TASK TO CARRY OUT = Would you repeat every entry below word for word but drop the images?

PROVIDED MATERIAL =
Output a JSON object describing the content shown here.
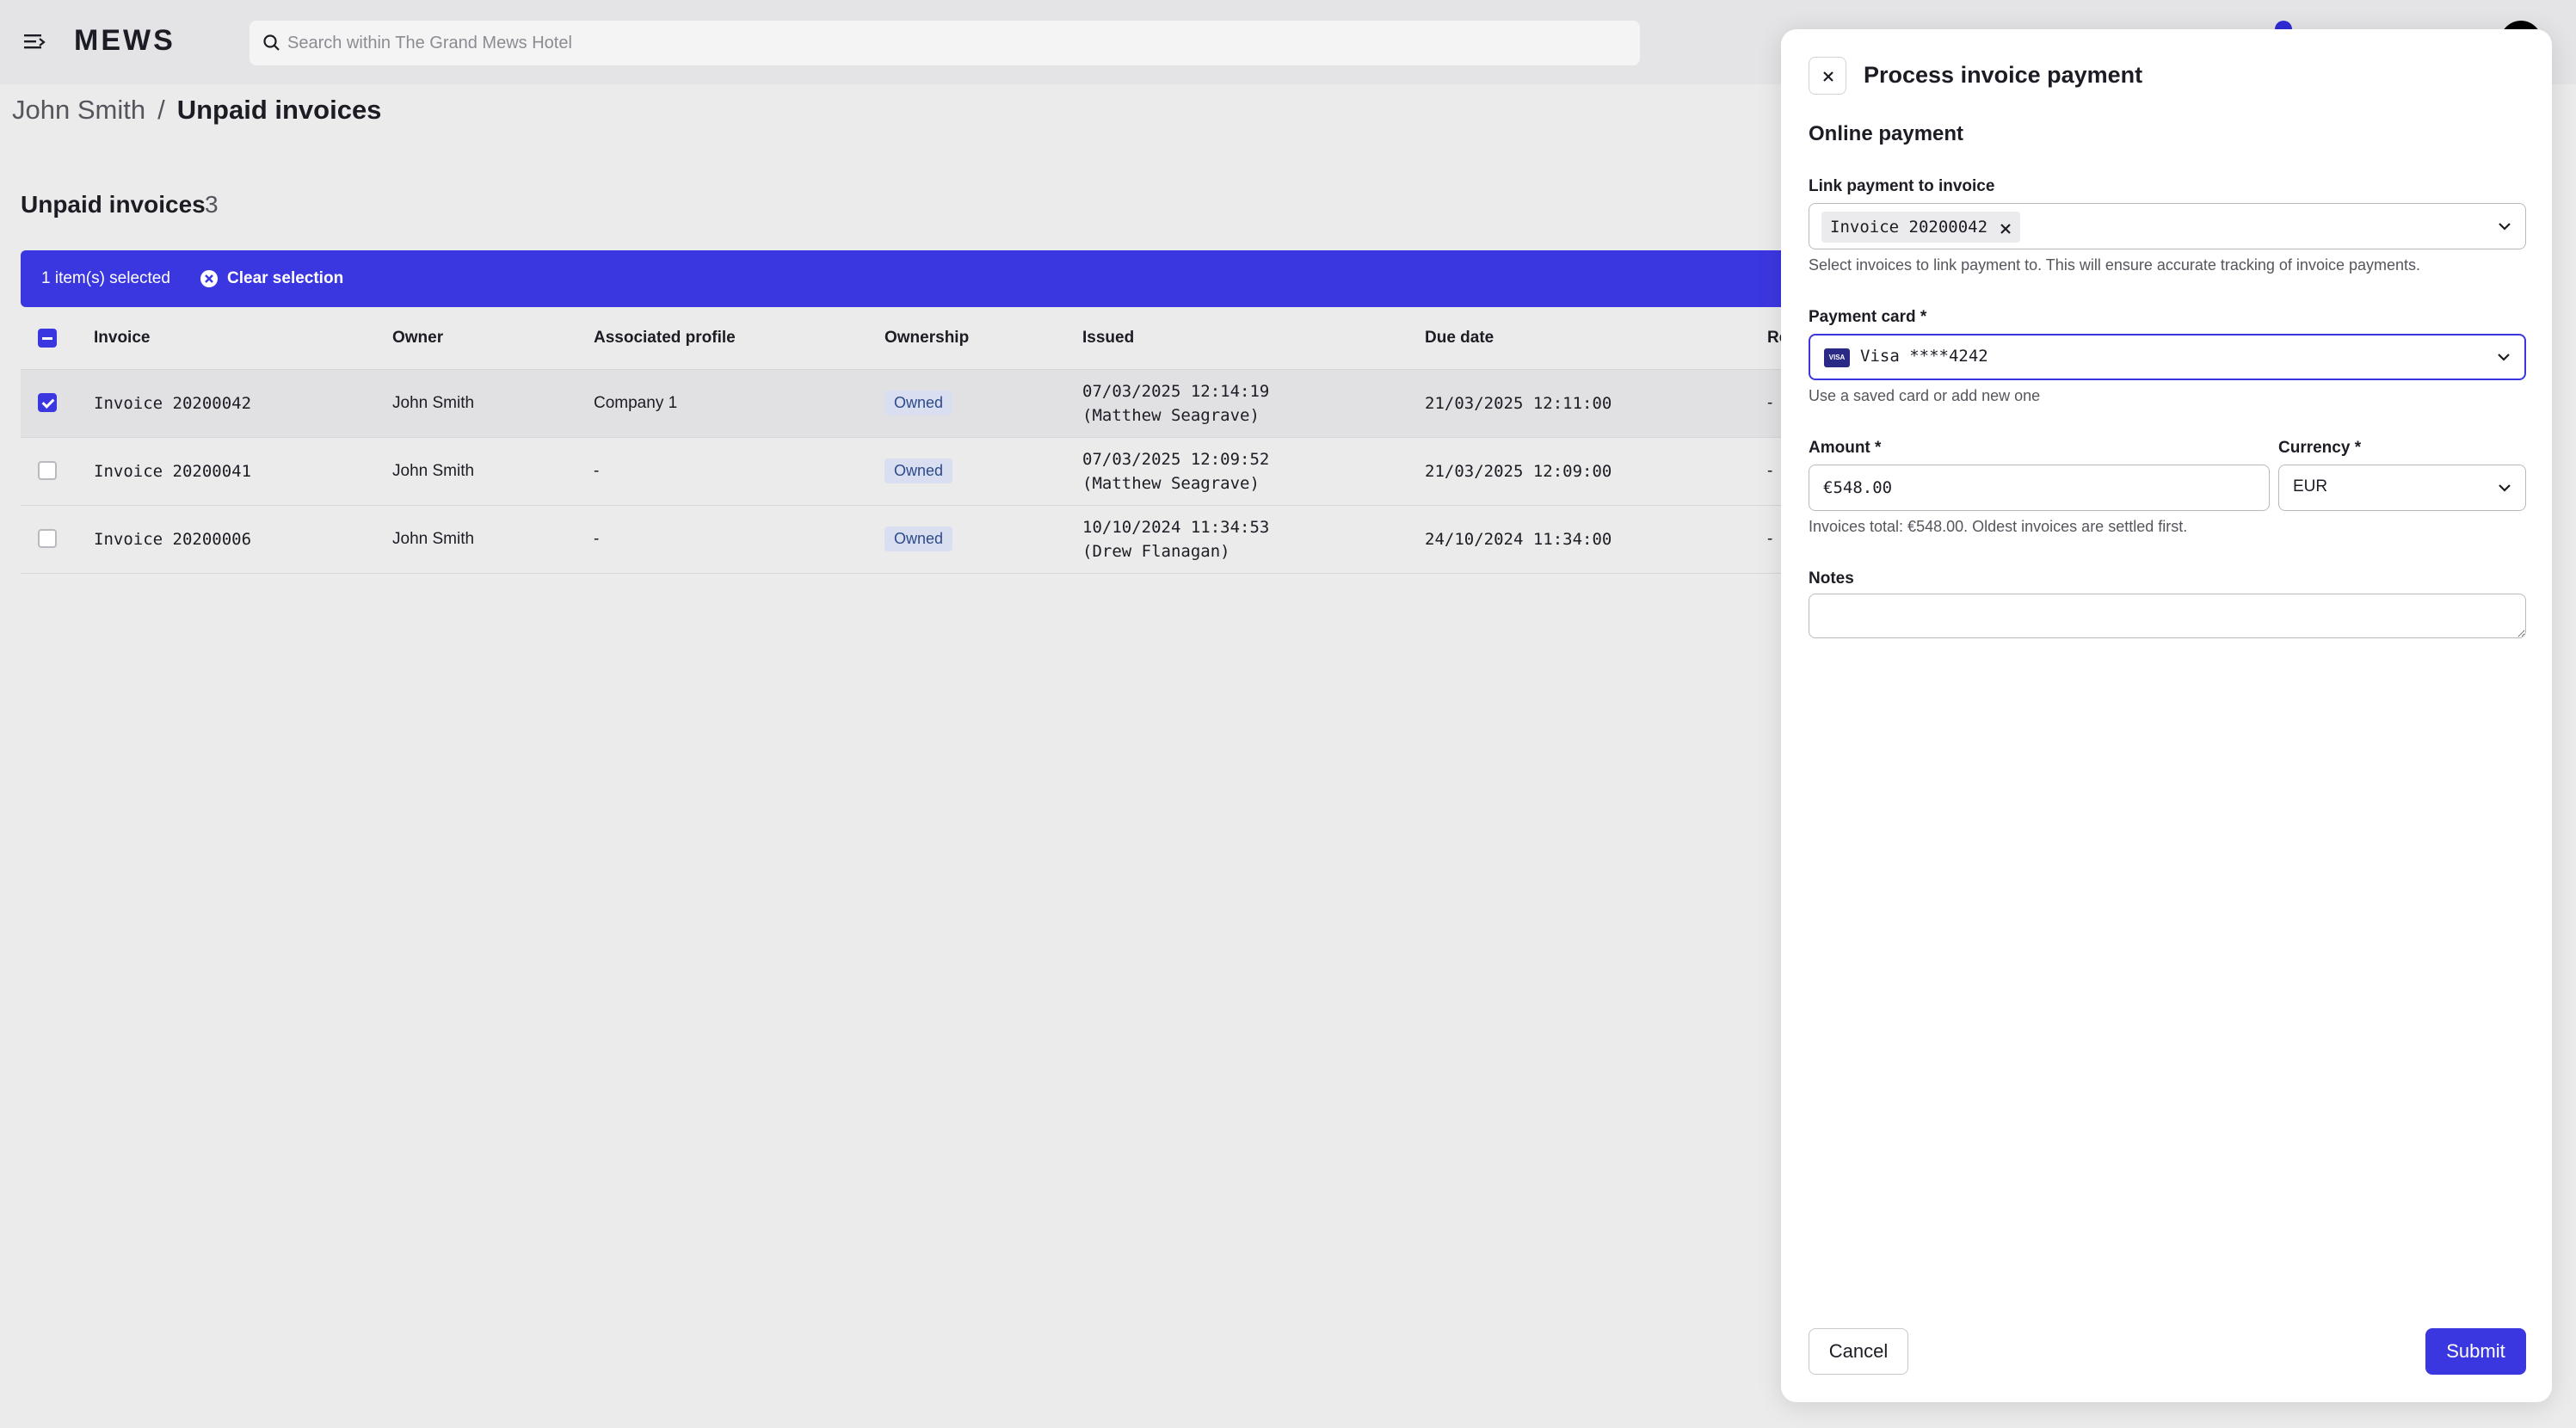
{
  "app": {
    "logo": "MEWS"
  },
  "search": {
    "placeholder": "Search within The Grand Mews Hotel"
  },
  "breadcrumb": {
    "parent": "John Smith",
    "separator": "/",
    "current": "Unpaid invoices"
  },
  "section": {
    "title": "Unpaid invoices",
    "count": "3"
  },
  "selection_bar": {
    "text": "1 item(s) selected",
    "clear_label": "Clear selection"
  },
  "table": {
    "columns": [
      "Invoice",
      "Owner",
      "Associated profile",
      "Ownership",
      "Issued",
      "Due date",
      "Re"
    ],
    "rows": [
      {
        "invoice": "Invoice 20200042",
        "owner": "John Smith",
        "profile": "Company 1",
        "ownership": "Owned",
        "issued_date": "07/03/2025 12:14:19",
        "issued_by": "(Matthew Seagrave)",
        "due": "21/03/2025 12:11:00",
        "re": "-",
        "selected": true
      },
      {
        "invoice": "Invoice 20200041",
        "owner": "John Smith",
        "profile": "-",
        "ownership": "Owned",
        "issued_date": "07/03/2025 12:09:52",
        "issued_by": "(Matthew Seagrave)",
        "due": "21/03/2025 12:09:00",
        "re": "-",
        "selected": false
      },
      {
        "invoice": "Invoice 20200006",
        "owner": "John Smith",
        "profile": "-",
        "ownership": "Owned",
        "issued_date": "10/10/2024 11:34:53",
        "issued_by": "(Drew Flanagan)",
        "due": "24/10/2024 11:34:00",
        "re": "-",
        "selected": false
      }
    ]
  },
  "panel": {
    "title": "Process invoice payment",
    "subtitle": "Online payment",
    "link_label": "Link payment to invoice",
    "link_chip": "Invoice 20200042",
    "link_help": "Select invoices to link payment to. This will ensure accurate tracking of invoice payments.",
    "card_label": "Payment card *",
    "card_brand": "VISA",
    "card_value": "Visa ****4242",
    "card_help": "Use a saved card or add new one",
    "amount_label": "Amount *",
    "amount_value": "€548.00",
    "currency_label": "Currency *",
    "currency_value": "EUR",
    "amount_help": "Invoices total: €548.00. Oldest invoices are settled first.",
    "notes_label": "Notes",
    "cancel_label": "Cancel",
    "submit_label": "Submit"
  },
  "colors": {
    "accent": "#3b37e0",
    "badge_bg": "#d9dff0",
    "badge_text": "#2c4a8a"
  }
}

EXPECTED ANSWER =
Output a JSON object describing the content shown here.
{
  "app": {
    "logo": "MEWS"
  },
  "search": {
    "placeholder": "Search within The Grand Mews Hotel"
  },
  "breadcrumb": {
    "parent": "John Smith",
    "separator": "/",
    "current": "Unpaid invoices"
  },
  "section": {
    "title": "Unpaid invoices",
    "count": "3"
  },
  "selection_bar": {
    "text": "1 item(s) selected",
    "clear_label": "Clear selection"
  },
  "table": {
    "columns": [
      "Invoice",
      "Owner",
      "Associated profile",
      "Ownership",
      "Issued",
      "Due date",
      "Re"
    ],
    "rows": [
      {
        "invoice": "Invoice 20200042",
        "owner": "John Smith",
        "profile": "Company 1",
        "ownership": "Owned",
        "issued_date": "07/03/2025 12:14:19",
        "issued_by": "(Matthew Seagrave)",
        "due": "21/03/2025 12:11:00",
        "re": "-",
        "selected": true
      },
      {
        "invoice": "Invoice 20200041",
        "owner": "John Smith",
        "profile": "-",
        "ownership": "Owned",
        "issued_date": "07/03/2025 12:09:52",
        "issued_by": "(Matthew Seagrave)",
        "due": "21/03/2025 12:09:00",
        "re": "-",
        "selected": false
      },
      {
        "invoice": "Invoice 20200006",
        "owner": "John Smith",
        "profile": "-",
        "ownership": "Owned",
        "issued_date": "10/10/2024 11:34:53",
        "issued_by": "(Drew Flanagan)",
        "due": "24/10/2024 11:34:00",
        "re": "-",
        "selected": false
      }
    ]
  },
  "panel": {
    "title": "Process invoice payment",
    "subtitle": "Online payment",
    "link_label": "Link payment to invoice",
    "link_chip": "Invoice 20200042",
    "link_help": "Select invoices to link payment to. This will ensure accurate tracking of invoice payments.",
    "card_label": "Payment card *",
    "card_brand": "VISA",
    "card_value": "Visa ****4242",
    "card_help": "Use a saved card or add new one",
    "amount_label": "Amount *",
    "amount_value": "€548.00",
    "currency_label": "Currency *",
    "currency_value": "EUR",
    "amount_help": "Invoices total: €548.00. Oldest invoices are settled first.",
    "notes_label": "Notes",
    "cancel_label": "Cancel",
    "submit_label": "Submit"
  },
  "colors": {
    "accent": "#3b37e0",
    "badge_bg": "#d9dff0",
    "badge_text": "#2c4a8a"
  }
}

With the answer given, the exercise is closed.